━━━ RECORD EXTRACTS ━━━
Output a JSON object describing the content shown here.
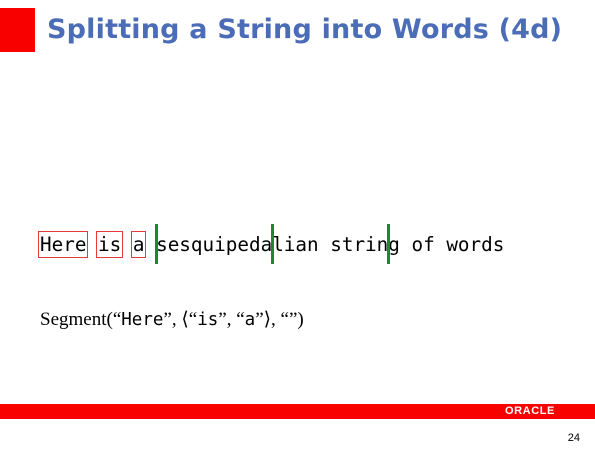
{
  "slide": {
    "title": "Splitting a String into Words (4d)",
    "sentence": {
      "boxed_words": [
        "Here",
        "is",
        "a"
      ],
      "seg1": "sesquipeda",
      "seg2": "lian strin",
      "seg3": "g of words"
    },
    "segment_expr": {
      "fn_open": "Segment(“",
      "arg1": "Here",
      "sep1": "”, ⟨“",
      "w1": "is",
      "sep2": "”, “",
      "w2": "a",
      "close": "”⟩, “”)"
    },
    "footer": {
      "logo": "ORACLE",
      "page_number": "24"
    },
    "colors": {
      "accent_red": "#f80000",
      "title_blue": "#4b6cb7",
      "box_red": "#e33b3b",
      "bar_green": "#1b8a2a"
    }
  }
}
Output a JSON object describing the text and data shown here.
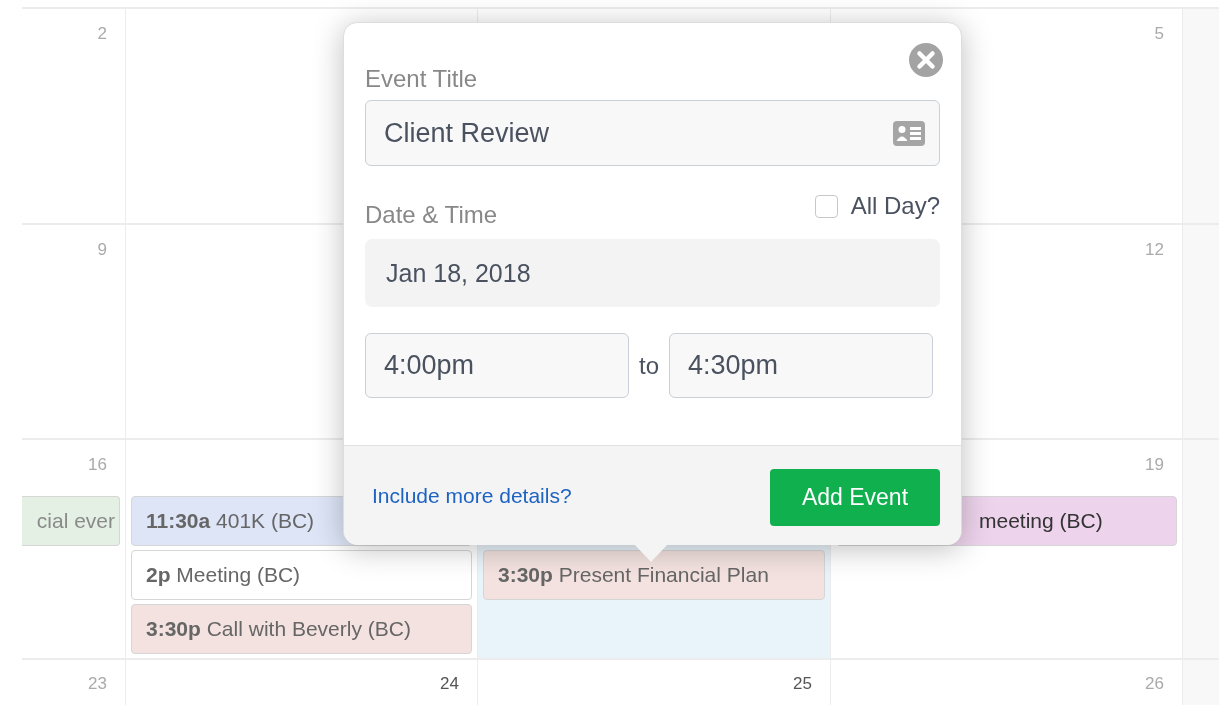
{
  "calendar": {
    "weeks": [
      {
        "days": [
          {
            "number": "2",
            "strong": false,
            "selected": false
          },
          {
            "selected": false
          },
          {
            "number": "5",
            "strong": false,
            "selected": false
          }
        ]
      },
      {
        "days": [
          {
            "number": "9",
            "strong": false,
            "selected": false
          },
          {
            "selected": false
          },
          {
            "number": "12",
            "strong": false,
            "selected": false
          }
        ]
      },
      {
        "days": [
          {
            "number": "16",
            "strong": false,
            "selected": false,
            "events": [
              {
                "title": "cial ever",
                "color": "#e3f0e3"
              }
            ]
          },
          {
            "selected": false,
            "events": [
              {
                "time": "11:30a",
                "title": "401K (BC)",
                "color": "#dde5f7"
              },
              {
                "time": "2p",
                "title": "Meeting (BC)",
                "color": "#ffffff"
              },
              {
                "time": "3:30p",
                "title": "Call with Beverly (BC)",
                "color": "#f3e2df"
              }
            ]
          },
          {
            "selected": true,
            "events": [
              {
                "time": "3:30p",
                "title": "Present Financial Plan",
                "color": "#f3e2df"
              }
            ]
          },
          {
            "number": "19",
            "strong": false,
            "selected": false,
            "events": [
              {
                "title": "meeting (BC)",
                "color": "#edd3ec"
              }
            ]
          }
        ]
      },
      {
        "days": [
          {
            "number": "23",
            "strong": false,
            "selected": false
          },
          {
            "number": "24",
            "strong": true,
            "selected": false
          },
          {
            "number": "25",
            "strong": true,
            "selected": false
          },
          {
            "number": "26",
            "strong": false,
            "selected": false
          }
        ]
      }
    ]
  },
  "popover": {
    "title_label": "Event Title",
    "title_value": "Client Review",
    "date_label": "Date & Time",
    "all_day": {
      "label": "All Day?",
      "checked": false
    },
    "date": "Jan 18, 2018",
    "start": "4:00pm",
    "separator": "to",
    "end": "4:30pm",
    "details_link": "Include more details?",
    "submit": "Add Event"
  }
}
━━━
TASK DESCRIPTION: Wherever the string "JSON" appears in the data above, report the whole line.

EXERCISE RESPONSE:
Output a JSON object describing the content shown here.
Output a JSON object describing the text and data shown here.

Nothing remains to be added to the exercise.